Stocks were mixed signals in Thursday’s morning session, with the S&P 500 edging close to the 5,000 mark for the first time ever. The Dow Jones Industrial Average slipped by 110 points, marking a 0.3% decline. Meanwhile, the S&P 500 barely moved, and the Nasdaq Composite saw a slight increase of 0.3%.
Investor focus remained on earnings, highlighted by Disney’s nearly 12% surge after it outperformed quarterly estimates and upgraded its guidance. Arm, the chipmaker, soared by 56% following its earnings beat and positive profit outlook.
Yields climbed on Thursday, with the 10-year Treasury note reaching 4.16%. This rise in yields put pressure on stocks, despite strong earnings reports boosting confidence in the economy’s ability to sustain corporate profits and growth.
This earnings season, 77% of S&P companies exceeded earnings expectations. About 68% surpassed sales forecasts. Strong earnings and the rise of megacap tech stocks have propelled the market forward in recent sessions.
However, investor worry has grown over the market’s concentrated leadership, especially after Federal Reserve Chair Jerome Powell dimmed hopes for a March rate cut. This uncertainty has led investors back to large cap tech companies, a strategy from early 2023 that needs to shift for the market rally to sustain.
But will this rally continue?
Last October, amidst a gloomy Wall Street atmosphere, we suggested a buy signal was imminent. What followed was an incredible rally, pushing the S&P higher in 13 of the past 14 weeks. Unless stocks crash to close out the week, the S&P will push that to 14 out of the last 15.
We’re now witnessing irrational exuberance – aka “peak optimism – reminiscent of the Federal Reserve’s massive interventions during the COVID crisis. Bank of America’s sentiment indicator for equities remains in euphoria, a state it has maintained for the past month.
The market’s top tech names have driven this euphoria and led the November-to-February surge, raising questions about what will happen if Big Tech cools off. Goldman Sachs and Nomura strategists have noted unusual bullish options activity in these tech giants, suggesting that, even without strong earnings, Wall Street would have massaged the “Magnificent 7” higher all on its own.
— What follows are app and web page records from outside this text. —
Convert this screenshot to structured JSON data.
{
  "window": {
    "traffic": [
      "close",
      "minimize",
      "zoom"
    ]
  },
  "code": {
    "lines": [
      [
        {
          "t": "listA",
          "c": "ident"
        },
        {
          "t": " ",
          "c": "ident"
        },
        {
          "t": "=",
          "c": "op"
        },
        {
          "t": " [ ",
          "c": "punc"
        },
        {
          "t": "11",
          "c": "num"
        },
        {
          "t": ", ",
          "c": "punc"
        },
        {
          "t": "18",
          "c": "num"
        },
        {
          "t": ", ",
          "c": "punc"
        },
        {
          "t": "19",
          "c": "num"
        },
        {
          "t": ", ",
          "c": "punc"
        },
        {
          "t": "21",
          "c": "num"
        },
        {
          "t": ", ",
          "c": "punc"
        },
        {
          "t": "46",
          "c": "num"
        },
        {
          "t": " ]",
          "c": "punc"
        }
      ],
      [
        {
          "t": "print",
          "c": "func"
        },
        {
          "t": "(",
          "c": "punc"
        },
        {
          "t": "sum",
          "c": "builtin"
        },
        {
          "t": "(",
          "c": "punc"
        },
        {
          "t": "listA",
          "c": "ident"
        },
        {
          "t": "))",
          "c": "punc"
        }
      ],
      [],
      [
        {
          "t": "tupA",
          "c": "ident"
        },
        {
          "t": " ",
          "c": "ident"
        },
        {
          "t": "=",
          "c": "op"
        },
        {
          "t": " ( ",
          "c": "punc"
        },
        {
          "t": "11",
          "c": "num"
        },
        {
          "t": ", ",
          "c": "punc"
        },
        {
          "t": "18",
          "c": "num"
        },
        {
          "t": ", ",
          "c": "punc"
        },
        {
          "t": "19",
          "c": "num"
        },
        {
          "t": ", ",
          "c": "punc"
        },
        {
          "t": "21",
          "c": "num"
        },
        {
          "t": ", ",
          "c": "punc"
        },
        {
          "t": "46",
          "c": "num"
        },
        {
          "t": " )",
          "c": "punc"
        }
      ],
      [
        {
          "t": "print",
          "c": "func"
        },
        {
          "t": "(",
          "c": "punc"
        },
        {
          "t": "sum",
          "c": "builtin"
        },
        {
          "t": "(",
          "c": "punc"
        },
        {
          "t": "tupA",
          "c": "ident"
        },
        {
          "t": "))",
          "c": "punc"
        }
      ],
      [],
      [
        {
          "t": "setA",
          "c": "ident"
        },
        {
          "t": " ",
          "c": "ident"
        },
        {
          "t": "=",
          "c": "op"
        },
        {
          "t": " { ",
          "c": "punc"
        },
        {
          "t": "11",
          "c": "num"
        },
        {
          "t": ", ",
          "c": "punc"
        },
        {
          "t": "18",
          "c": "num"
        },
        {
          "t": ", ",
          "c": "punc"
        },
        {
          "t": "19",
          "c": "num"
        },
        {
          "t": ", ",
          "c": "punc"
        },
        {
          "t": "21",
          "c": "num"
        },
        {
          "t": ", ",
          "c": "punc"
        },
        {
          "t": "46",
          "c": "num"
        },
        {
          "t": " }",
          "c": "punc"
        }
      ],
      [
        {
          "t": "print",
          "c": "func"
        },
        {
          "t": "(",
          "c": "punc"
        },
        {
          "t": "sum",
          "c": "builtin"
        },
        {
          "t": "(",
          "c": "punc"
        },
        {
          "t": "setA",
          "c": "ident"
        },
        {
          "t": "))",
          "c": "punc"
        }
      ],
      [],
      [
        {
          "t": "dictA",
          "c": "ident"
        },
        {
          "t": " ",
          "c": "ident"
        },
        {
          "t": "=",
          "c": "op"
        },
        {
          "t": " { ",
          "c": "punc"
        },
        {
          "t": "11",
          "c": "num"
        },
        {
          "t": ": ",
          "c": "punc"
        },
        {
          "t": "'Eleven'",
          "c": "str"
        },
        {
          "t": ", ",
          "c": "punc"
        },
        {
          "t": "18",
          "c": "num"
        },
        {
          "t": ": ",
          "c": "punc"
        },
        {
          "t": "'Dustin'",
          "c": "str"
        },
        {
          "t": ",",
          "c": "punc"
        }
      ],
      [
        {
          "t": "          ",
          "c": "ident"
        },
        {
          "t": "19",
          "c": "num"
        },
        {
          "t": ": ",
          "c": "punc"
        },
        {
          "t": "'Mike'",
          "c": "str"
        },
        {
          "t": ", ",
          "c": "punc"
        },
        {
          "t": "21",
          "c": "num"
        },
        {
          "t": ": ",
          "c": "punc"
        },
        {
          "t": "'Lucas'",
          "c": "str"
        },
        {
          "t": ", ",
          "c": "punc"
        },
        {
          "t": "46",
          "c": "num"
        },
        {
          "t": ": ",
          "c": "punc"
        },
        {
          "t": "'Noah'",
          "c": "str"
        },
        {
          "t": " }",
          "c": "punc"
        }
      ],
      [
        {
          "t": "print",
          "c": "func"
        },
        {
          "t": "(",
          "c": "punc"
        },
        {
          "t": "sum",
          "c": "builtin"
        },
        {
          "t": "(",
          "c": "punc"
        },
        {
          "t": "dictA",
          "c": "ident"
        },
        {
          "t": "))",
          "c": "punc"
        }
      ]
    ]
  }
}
As market breadth continues to collapse, the implications for future returns become increasingly concerning. Only 30% of S&P 500 stocks are trading above their 200-day moving averages, yet the index is about to jump above 5,000 for the first time? You’d have to go back to 1929 – right before the great stock market crash of 1929 – to see a dislocation of this magnitude.
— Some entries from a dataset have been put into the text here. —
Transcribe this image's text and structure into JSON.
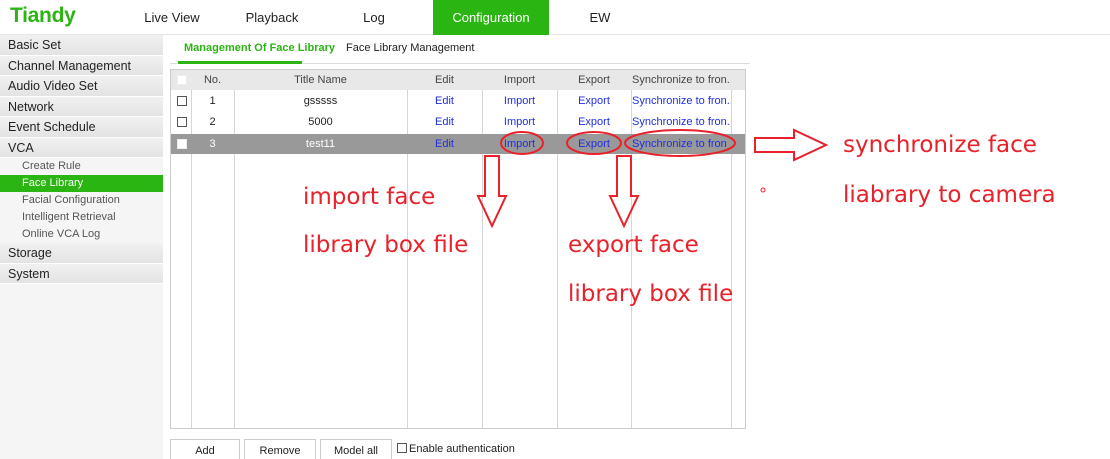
{
  "app": {
    "logo": "Tiandy"
  },
  "nav": [
    {
      "label": "Live View"
    },
    {
      "label": "Playback"
    },
    {
      "label": "Log"
    },
    {
      "label": "Configuration"
    },
    {
      "label": "EW"
    }
  ],
  "sidebar": {
    "groups": [
      {
        "label": "Basic Set"
      },
      {
        "label": "Channel Management"
      },
      {
        "label": "Audio Video Set"
      },
      {
        "label": "Network"
      },
      {
        "label": "Event Schedule"
      },
      {
        "label": "VCA"
      }
    ],
    "vca_items": [
      {
        "label": "Create Rule"
      },
      {
        "label": "Face Library"
      },
      {
        "label": "Facial Configuration"
      },
      {
        "label": "Intelligent Retrieval"
      },
      {
        "label": "Online VCA Log"
      }
    ],
    "tail_groups": [
      {
        "label": "Storage"
      },
      {
        "label": "System"
      }
    ]
  },
  "tabs": [
    {
      "label": "Management Of Face Library"
    },
    {
      "label": "Face Library Management"
    }
  ],
  "table": {
    "headers": {
      "no": "No.",
      "title": "Title Name",
      "edit": "Edit",
      "import": "Import",
      "export": "Export",
      "sync": "Synchronize to fron..."
    },
    "rows": [
      {
        "no": "1",
        "title": "gsssss",
        "edit": "Edit",
        "import": "Import",
        "export": "Export",
        "sync": "Synchronize to fron..."
      },
      {
        "no": "2",
        "title": "5000",
        "edit": "Edit",
        "import": "Import",
        "export": "Export",
        "sync": "Synchronize to fron..."
      },
      {
        "no": "3",
        "title": "test11",
        "edit": "Edit",
        "import": "Import",
        "export": "Export",
        "sync": "Synchronize to fron"
      }
    ]
  },
  "buttons": {
    "add": "Add",
    "remove": "Remove",
    "model_all": "Model all",
    "enable_auth": "Enable authentication"
  },
  "annotations": {
    "import_line1": "import face",
    "import_line2": "library box file",
    "export_line1": "export face",
    "export_line2": "library box file",
    "sync_line1": "synchronize face",
    "sync_line2": "liabrary to camera",
    "color": "#e8212a"
  },
  "colors": {
    "accent": "#2bb513",
    "link": "#1f2ee0",
    "selected_row": "#999999"
  }
}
And don’t forget, 1929’s crash kicked off the great depression, ending the “Roaring ’20s.” Are the “Roaring 2020s” going to get cut short after only three years? It’s possible, and the longer that markets remain this top-heavy, the higher their risk of getting crunched lower.